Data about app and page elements
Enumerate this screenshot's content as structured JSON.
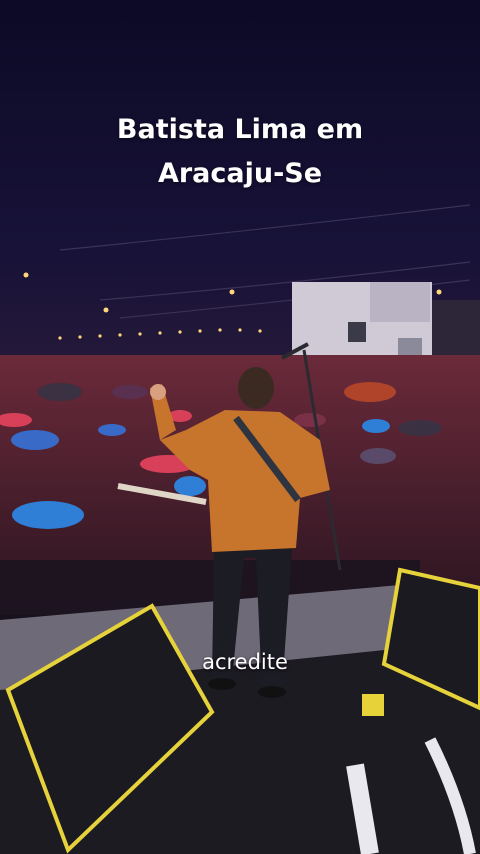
{
  "overlay": {
    "title_line1": "Batista Lima em",
    "title_line2": "Aracaju-Se",
    "caption": "acredite"
  },
  "colors": {
    "sky": "#0d0a24",
    "shirt": "#c7742c",
    "monitor_border": "#e6d23a",
    "umbrella_blue": "#2f7fd6",
    "umbrella_red": "#d8405a"
  }
}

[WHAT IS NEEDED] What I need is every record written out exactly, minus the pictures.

[WRITTEN SOLUTION]
Enumerate this screenshot's content as structured JSON.
{
  "overlay": {
    "title_line1": "Batista Lima em",
    "title_line2": "Aracaju-Se",
    "caption": "acredite"
  },
  "colors": {
    "sky": "#0d0a24",
    "shirt": "#c7742c",
    "monitor_border": "#e6d23a",
    "umbrella_blue": "#2f7fd6",
    "umbrella_red": "#d8405a"
  }
}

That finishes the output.